[Dataset rows describing interfaces]
----

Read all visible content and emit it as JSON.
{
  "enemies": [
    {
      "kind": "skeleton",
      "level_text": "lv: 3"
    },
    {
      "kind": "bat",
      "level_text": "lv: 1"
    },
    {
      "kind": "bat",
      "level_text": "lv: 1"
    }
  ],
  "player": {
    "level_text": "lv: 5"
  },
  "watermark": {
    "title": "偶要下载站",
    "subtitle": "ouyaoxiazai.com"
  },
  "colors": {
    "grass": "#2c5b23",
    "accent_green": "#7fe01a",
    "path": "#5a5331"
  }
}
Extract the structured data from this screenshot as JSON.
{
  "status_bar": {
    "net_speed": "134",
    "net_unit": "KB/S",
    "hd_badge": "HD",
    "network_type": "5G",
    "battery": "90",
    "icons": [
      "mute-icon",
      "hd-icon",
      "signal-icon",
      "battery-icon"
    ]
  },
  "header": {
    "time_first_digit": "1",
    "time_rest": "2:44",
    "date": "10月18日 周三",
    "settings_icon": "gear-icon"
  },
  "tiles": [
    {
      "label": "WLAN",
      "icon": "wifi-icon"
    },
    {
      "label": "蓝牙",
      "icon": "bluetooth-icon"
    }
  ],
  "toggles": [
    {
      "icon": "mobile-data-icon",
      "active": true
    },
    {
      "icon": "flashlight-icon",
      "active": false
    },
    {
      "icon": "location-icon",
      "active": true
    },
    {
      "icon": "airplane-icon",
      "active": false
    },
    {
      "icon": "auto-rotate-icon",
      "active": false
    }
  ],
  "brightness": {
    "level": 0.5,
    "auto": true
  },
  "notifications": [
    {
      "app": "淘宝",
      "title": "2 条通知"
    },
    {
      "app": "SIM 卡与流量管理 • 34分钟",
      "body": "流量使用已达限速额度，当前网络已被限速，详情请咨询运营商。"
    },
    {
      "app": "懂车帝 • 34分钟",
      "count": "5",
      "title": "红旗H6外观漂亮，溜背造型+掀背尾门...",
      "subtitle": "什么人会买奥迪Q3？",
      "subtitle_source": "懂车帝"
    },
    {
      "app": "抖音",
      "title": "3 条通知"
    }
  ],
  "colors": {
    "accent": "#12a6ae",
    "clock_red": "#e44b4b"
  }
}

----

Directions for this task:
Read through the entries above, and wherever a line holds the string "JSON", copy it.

Written answer:
Read all visible content and emit it as JSON.
Extract the structured data from this screenshot as JSON.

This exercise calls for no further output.